[Exercise data Boundary: Start]

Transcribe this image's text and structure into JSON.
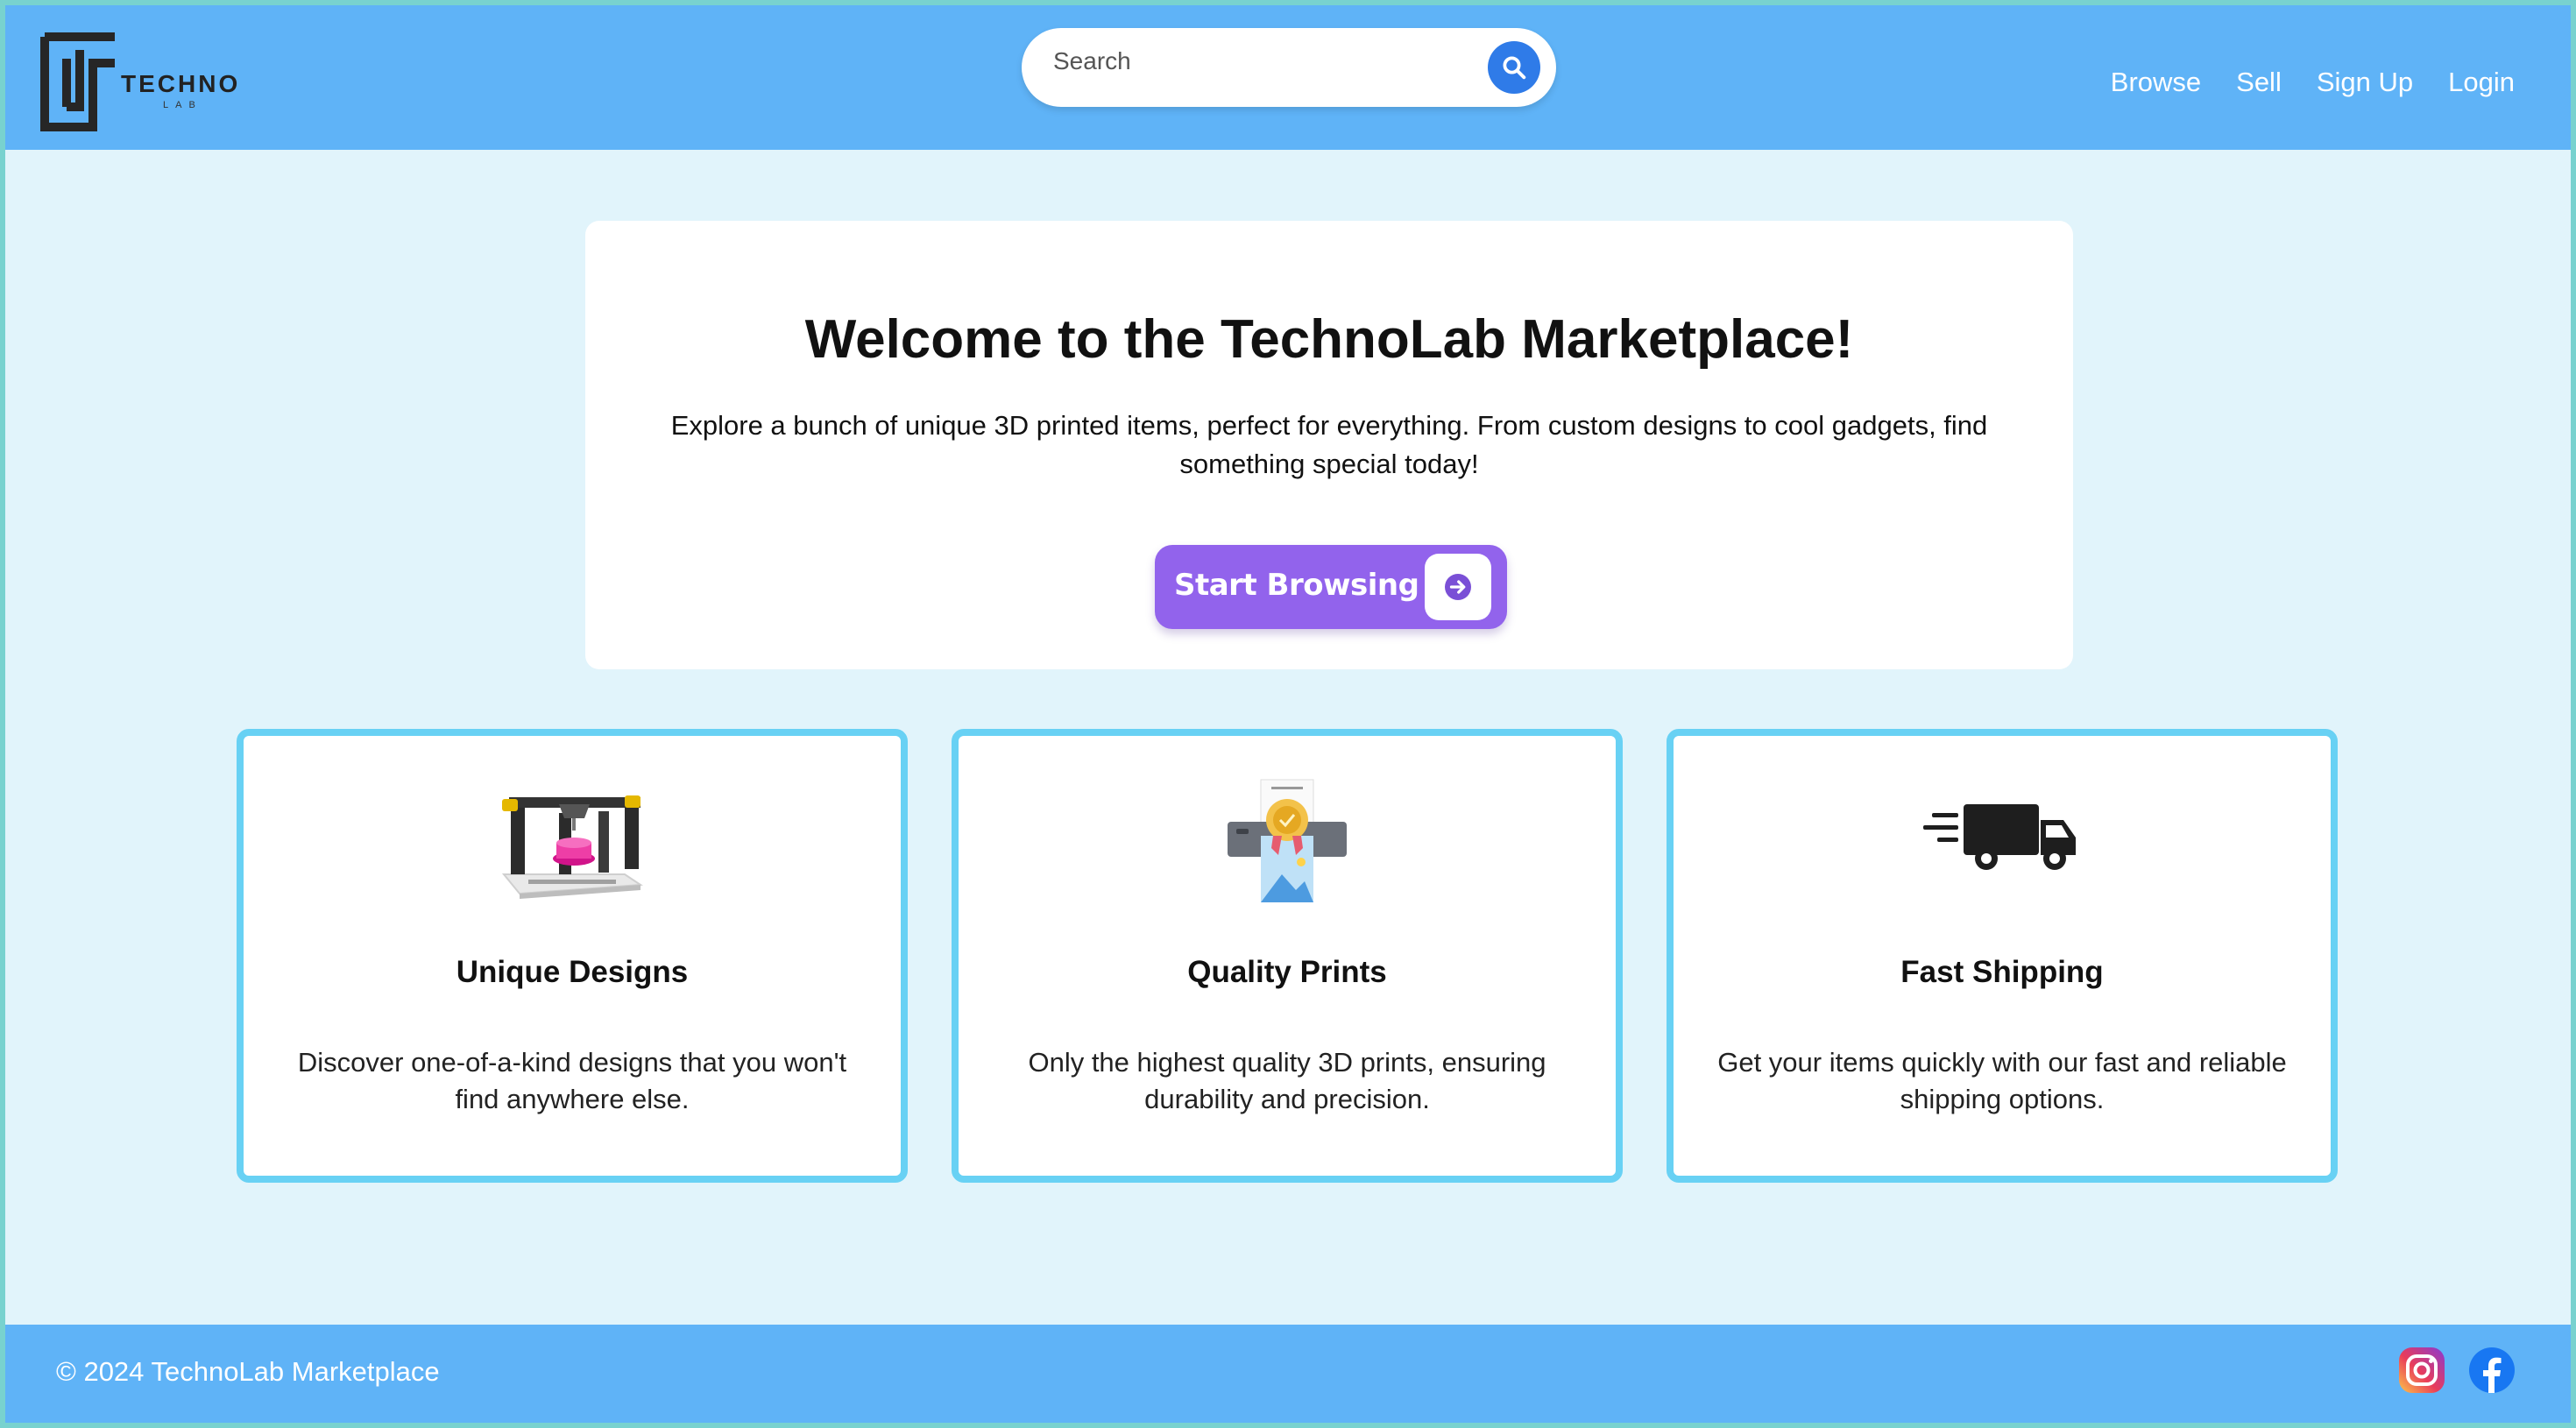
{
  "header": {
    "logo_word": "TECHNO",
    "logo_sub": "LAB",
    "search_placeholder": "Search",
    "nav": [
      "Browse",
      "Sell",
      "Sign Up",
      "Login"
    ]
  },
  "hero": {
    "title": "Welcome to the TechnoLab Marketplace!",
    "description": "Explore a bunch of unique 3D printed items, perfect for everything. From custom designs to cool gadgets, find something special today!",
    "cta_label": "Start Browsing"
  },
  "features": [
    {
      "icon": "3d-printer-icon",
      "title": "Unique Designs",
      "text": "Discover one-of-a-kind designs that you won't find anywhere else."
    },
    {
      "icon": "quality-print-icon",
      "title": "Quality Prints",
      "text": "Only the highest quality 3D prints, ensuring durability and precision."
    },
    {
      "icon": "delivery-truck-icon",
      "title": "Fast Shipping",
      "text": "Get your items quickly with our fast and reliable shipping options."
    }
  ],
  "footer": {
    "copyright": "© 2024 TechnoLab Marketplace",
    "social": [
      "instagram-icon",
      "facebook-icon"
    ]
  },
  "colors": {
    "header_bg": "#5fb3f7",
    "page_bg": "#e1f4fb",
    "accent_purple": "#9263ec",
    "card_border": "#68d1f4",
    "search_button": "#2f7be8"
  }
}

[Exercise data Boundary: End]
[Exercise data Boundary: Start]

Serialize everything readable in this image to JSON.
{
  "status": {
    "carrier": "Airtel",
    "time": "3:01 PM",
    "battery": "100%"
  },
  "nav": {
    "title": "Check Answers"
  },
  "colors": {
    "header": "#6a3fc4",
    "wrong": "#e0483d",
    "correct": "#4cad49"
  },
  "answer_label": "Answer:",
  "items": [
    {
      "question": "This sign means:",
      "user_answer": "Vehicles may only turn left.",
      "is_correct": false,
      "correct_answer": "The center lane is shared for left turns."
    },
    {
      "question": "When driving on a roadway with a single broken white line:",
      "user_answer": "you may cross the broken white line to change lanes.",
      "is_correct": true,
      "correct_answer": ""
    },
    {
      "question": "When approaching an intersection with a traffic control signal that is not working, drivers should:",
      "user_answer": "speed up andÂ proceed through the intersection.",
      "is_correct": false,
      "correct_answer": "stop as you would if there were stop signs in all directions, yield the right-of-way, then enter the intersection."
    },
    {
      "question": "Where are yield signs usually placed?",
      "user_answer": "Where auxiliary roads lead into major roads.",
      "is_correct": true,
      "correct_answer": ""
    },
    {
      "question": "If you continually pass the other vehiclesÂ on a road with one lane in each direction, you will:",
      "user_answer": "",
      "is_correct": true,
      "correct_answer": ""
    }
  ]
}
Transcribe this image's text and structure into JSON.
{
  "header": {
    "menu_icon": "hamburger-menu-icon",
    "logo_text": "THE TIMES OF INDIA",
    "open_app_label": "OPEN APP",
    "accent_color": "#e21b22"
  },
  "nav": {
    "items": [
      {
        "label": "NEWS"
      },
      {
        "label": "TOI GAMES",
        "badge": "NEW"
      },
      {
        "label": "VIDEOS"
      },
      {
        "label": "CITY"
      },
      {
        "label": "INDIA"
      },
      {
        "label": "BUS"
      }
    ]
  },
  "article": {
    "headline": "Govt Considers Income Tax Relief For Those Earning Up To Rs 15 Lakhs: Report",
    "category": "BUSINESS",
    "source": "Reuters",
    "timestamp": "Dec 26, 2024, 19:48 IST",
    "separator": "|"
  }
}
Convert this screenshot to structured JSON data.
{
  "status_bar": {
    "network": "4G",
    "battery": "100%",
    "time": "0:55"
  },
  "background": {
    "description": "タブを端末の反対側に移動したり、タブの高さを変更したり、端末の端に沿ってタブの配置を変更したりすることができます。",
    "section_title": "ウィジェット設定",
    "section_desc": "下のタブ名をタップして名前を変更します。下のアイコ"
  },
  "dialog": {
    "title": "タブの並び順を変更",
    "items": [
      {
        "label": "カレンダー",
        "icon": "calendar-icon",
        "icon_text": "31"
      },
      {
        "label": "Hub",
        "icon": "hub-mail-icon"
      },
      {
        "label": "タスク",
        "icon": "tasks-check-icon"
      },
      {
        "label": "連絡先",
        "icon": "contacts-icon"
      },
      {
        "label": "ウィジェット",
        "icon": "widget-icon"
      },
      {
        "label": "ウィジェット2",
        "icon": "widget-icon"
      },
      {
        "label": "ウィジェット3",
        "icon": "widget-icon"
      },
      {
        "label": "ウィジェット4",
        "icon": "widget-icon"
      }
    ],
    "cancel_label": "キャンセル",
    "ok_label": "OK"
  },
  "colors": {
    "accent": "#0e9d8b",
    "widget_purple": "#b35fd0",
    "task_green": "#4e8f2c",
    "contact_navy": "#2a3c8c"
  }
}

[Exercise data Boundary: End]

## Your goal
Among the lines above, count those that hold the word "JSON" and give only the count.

## Task output
4